* **BRIEF**: Print the records below exactly, and do not carry over any picture.

(Web page and app entries)
★ ★ ★ ★

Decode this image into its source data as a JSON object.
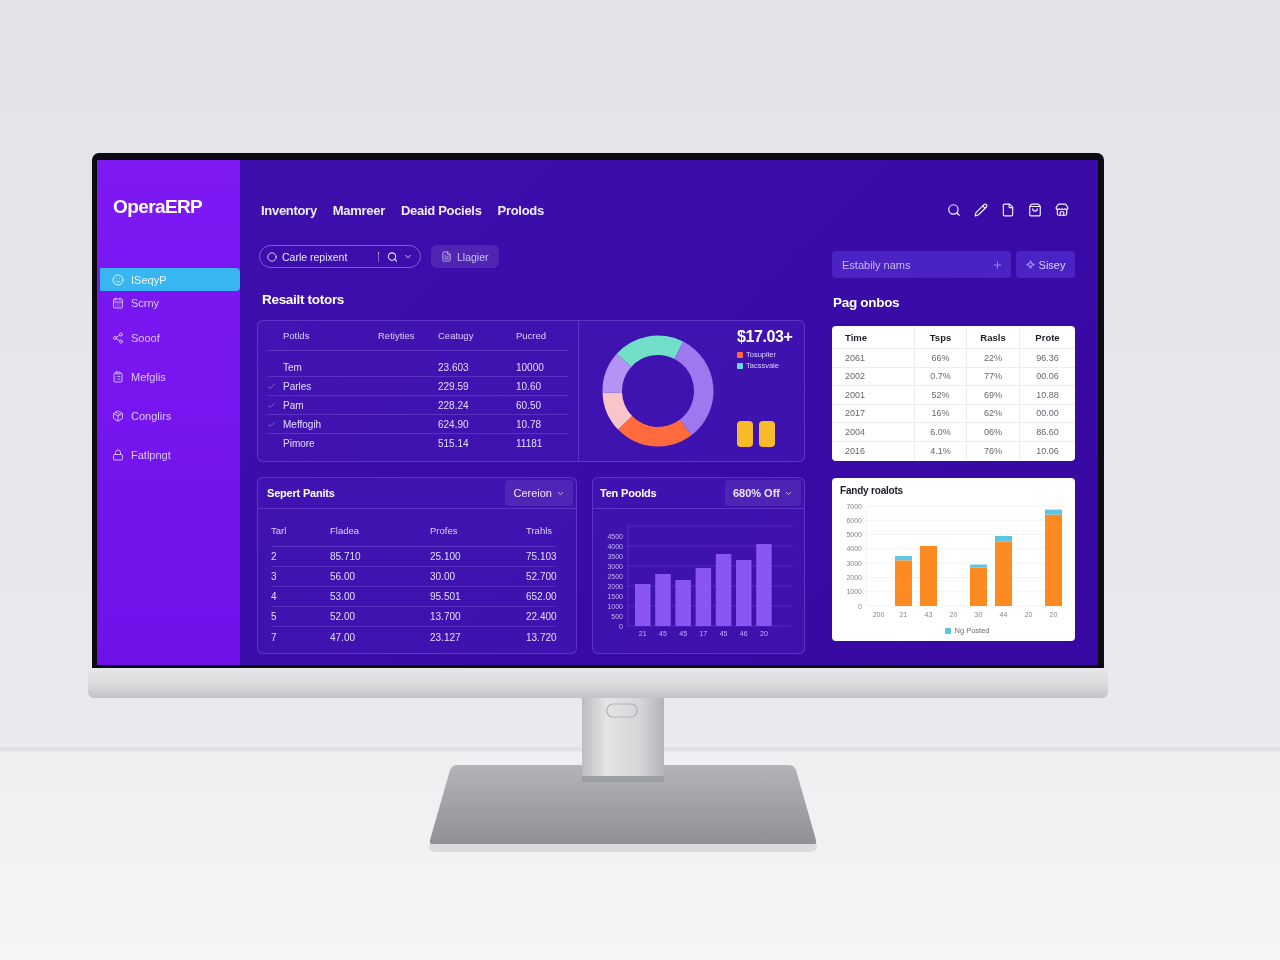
{
  "sidebar": {
    "logo": "OperaERP",
    "items": [
      {
        "label": "ISeqyP",
        "selected": true
      },
      {
        "label": "Scrny",
        "selected": false
      },
      {
        "label": "Sooof",
        "selected": false
      },
      {
        "label": "Mefglis",
        "selected": false
      },
      {
        "label": "Conglirs",
        "selected": false
      },
      {
        "label": "Fatlpngt",
        "selected": false
      }
    ]
  },
  "top_nav": {
    "links": [
      "Inventory",
      "Mamreer",
      "Deaid Pociels",
      "Prolods"
    ]
  },
  "toolbar": {
    "search": {
      "placeholder": "Carle repixent"
    },
    "button": "Llagier"
  },
  "side_toolbar": {
    "input": {
      "placeholder": "Estabily nams"
    },
    "button": "Sisey"
  },
  "results": {
    "title": "Resailt totors",
    "columns": [
      "Potlds",
      "Retiyties",
      "Ceatugy",
      "Pucred"
    ],
    "rows": [
      {
        "label": "Tem",
        "checked": false,
        "values": [
          "23.603",
          "10000"
        ]
      },
      {
        "label": "Parles",
        "checked": true,
        "values": [
          "229.59",
          "10.60"
        ]
      },
      {
        "label": "Pam",
        "checked": true,
        "values": [
          "228.24",
          "60.50"
        ]
      },
      {
        "label": "Meffogih",
        "checked": true,
        "values": [
          "624.90",
          "10.78"
        ]
      },
      {
        "label": "Pimore",
        "checked": false,
        "values": [
          "515.14",
          "11181"
        ]
      }
    ],
    "summary": {
      "value": "$17.03+",
      "legend": [
        {
          "label": "Tosuplier",
          "color": "#ff6a3d"
        },
        {
          "label": "Tacssvale",
          "color": "#6ad8e6"
        }
      ]
    }
  },
  "report": {
    "title": "Sepert Panits",
    "dropdown": "Cereion",
    "columns": [
      "Tarl",
      "Fladea",
      "Profes",
      "Trahls"
    ],
    "rows": [
      [
        "2",
        "85.710",
        "25.100",
        "75.103"
      ],
      [
        "3",
        "56.00",
        "30.00",
        "52.700"
      ],
      [
        "4",
        "53.00",
        "95.501",
        "652.00"
      ],
      [
        "5",
        "52.00",
        "13.700",
        "22.400"
      ],
      [
        "7",
        "47.00",
        "23.127",
        "13.720"
      ]
    ]
  },
  "top_products": {
    "title": "Ten Poolds",
    "dropdown": "680% Off",
    "chart_data": {
      "type": "bar",
      "categories": [
        "21",
        "45",
        "45",
        "17",
        "45",
        "46",
        "20"
      ],
      "series": [
        {
          "color": "#8a56f3",
          "values": [
            2100,
            2600,
            2300,
            2900,
            3600,
            3300,
            4100
          ]
        }
      ],
      "ylim": [
        0,
        5000
      ],
      "yticks": [
        0,
        500,
        1000,
        1500,
        2000,
        2500,
        3000,
        3500,
        4000,
        4500
      ],
      "grid": true
    }
  },
  "pay_options": {
    "title": "Pag onbos",
    "columns": [
      "Time",
      "Tsps",
      "Rasls",
      "Prote"
    ],
    "rows": [
      [
        "2061",
        "66%",
        "22%",
        "96.36"
      ],
      [
        "2002",
        "0.7%",
        "77%",
        "00.06"
      ],
      [
        "2001",
        "52%",
        "69%",
        "10.88"
      ],
      [
        "2017",
        "16%",
        "62%",
        "00.00"
      ],
      [
        "2004",
        "6.0%",
        "06%",
        "86.60"
      ],
      [
        "2016",
        "4.1%",
        "76%",
        "10.06"
      ]
    ]
  },
  "trend": {
    "title": "Fandy roalots",
    "chart_data": {
      "type": "bar",
      "stacked": true,
      "categories": [
        "200",
        "21",
        "43",
        "20",
        "30",
        "44",
        "20",
        "20"
      ],
      "series": [
        {
          "color": "#ff8a22",
          "values": [
            0,
            3200,
            4200,
            0,
            2700,
            4500,
            0,
            6400
          ]
        },
        {
          "name": "Ng Posted",
          "color": "#5cc6e2",
          "values": [
            0,
            300,
            0,
            0,
            200,
            400,
            0,
            350
          ]
        }
      ],
      "ylim": [
        0,
        7000
      ],
      "yticks": [
        0,
        1000,
        2000,
        3000,
        4000,
        5000,
        6000,
        7000
      ],
      "grid": true
    }
  }
}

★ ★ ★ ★

* **OUTPUT FOR THIS TASK**:
Decode this image into its source data as a JSON object.
{
  "sidebar": {
    "logo": "OperaERP",
    "items": [
      {
        "label": "ISeqyP",
        "selected": true
      },
      {
        "label": "Scrny",
        "selected": false
      },
      {
        "label": "Sooof",
        "selected": false
      },
      {
        "label": "Mefglis",
        "selected": false
      },
      {
        "label": "Conglirs",
        "selected": false
      },
      {
        "label": "Fatlpngt",
        "selected": false
      }
    ]
  },
  "top_nav": {
    "links": [
      "Inventory",
      "Mamreer",
      "Deaid Pociels",
      "Prolods"
    ]
  },
  "toolbar": {
    "search": {
      "placeholder": "Carle repixent"
    },
    "button": "Llagier"
  },
  "side_toolbar": {
    "input": {
      "placeholder": "Estabily nams"
    },
    "button": "Sisey"
  },
  "results": {
    "title": "Resailt totors",
    "columns": [
      "Potlds",
      "Retiyties",
      "Ceatugy",
      "Pucred"
    ],
    "rows": [
      {
        "label": "Tem",
        "checked": false,
        "values": [
          "23.603",
          "10000"
        ]
      },
      {
        "label": "Parles",
        "checked": true,
        "values": [
          "229.59",
          "10.60"
        ]
      },
      {
        "label": "Pam",
        "checked": true,
        "values": [
          "228.24",
          "60.50"
        ]
      },
      {
        "label": "Meffogih",
        "checked": true,
        "values": [
          "624.90",
          "10.78"
        ]
      },
      {
        "label": "Pimore",
        "checked": false,
        "values": [
          "515.14",
          "11181"
        ]
      }
    ],
    "summary": {
      "value": "$17.03+",
      "legend": [
        {
          "label": "Tosuplier",
          "color": "#ff6a3d"
        },
        {
          "label": "Tacssvale",
          "color": "#6ad8e6"
        }
      ]
    }
  },
  "report": {
    "title": "Sepert Panits",
    "dropdown": "Cereion",
    "columns": [
      "Tarl",
      "Fladea",
      "Profes",
      "Trahls"
    ],
    "rows": [
      [
        "2",
        "85.710",
        "25.100",
        "75.103"
      ],
      [
        "3",
        "56.00",
        "30.00",
        "52.700"
      ],
      [
        "4",
        "53.00",
        "95.501",
        "652.00"
      ],
      [
        "5",
        "52.00",
        "13.700",
        "22.400"
      ],
      [
        "7",
        "47.00",
        "23.127",
        "13.720"
      ]
    ]
  },
  "top_products": {
    "title": "Ten Poolds",
    "dropdown": "680% Off",
    "chart_data": {
      "type": "bar",
      "categories": [
        "21",
        "45",
        "45",
        "17",
        "45",
        "46",
        "20"
      ],
      "series": [
        {
          "color": "#8a56f3",
          "values": [
            2100,
            2600,
            2300,
            2900,
            3600,
            3300,
            4100
          ]
        }
      ],
      "ylim": [
        0,
        5000
      ],
      "yticks": [
        0,
        500,
        1000,
        1500,
        2000,
        2500,
        3000,
        3500,
        4000,
        4500
      ],
      "grid": true
    }
  },
  "pay_options": {
    "title": "Pag onbos",
    "columns": [
      "Time",
      "Tsps",
      "Rasls",
      "Prote"
    ],
    "rows": [
      [
        "2061",
        "66%",
        "22%",
        "96.36"
      ],
      [
        "2002",
        "0.7%",
        "77%",
        "00.06"
      ],
      [
        "2001",
        "52%",
        "69%",
        "10.88"
      ],
      [
        "2017",
        "16%",
        "62%",
        "00.00"
      ],
      [
        "2004",
        "6.0%",
        "06%",
        "86.60"
      ],
      [
        "2016",
        "4.1%",
        "76%",
        "10.06"
      ]
    ]
  },
  "trend": {
    "title": "Fandy roalots",
    "chart_data": {
      "type": "bar",
      "stacked": true,
      "categories": [
        "200",
        "21",
        "43",
        "20",
        "30",
        "44",
        "20",
        "20"
      ],
      "series": [
        {
          "color": "#ff8a22",
          "values": [
            0,
            3200,
            4200,
            0,
            2700,
            4500,
            0,
            6400
          ]
        },
        {
          "name": "Ng Posted",
          "color": "#5cc6e2",
          "values": [
            0,
            300,
            0,
            0,
            200,
            400,
            0,
            350
          ]
        }
      ],
      "ylim": [
        0,
        7000
      ],
      "yticks": [
        0,
        1000,
        2000,
        3000,
        4000,
        5000,
        6000,
        7000
      ],
      "grid": true
    }
  }
}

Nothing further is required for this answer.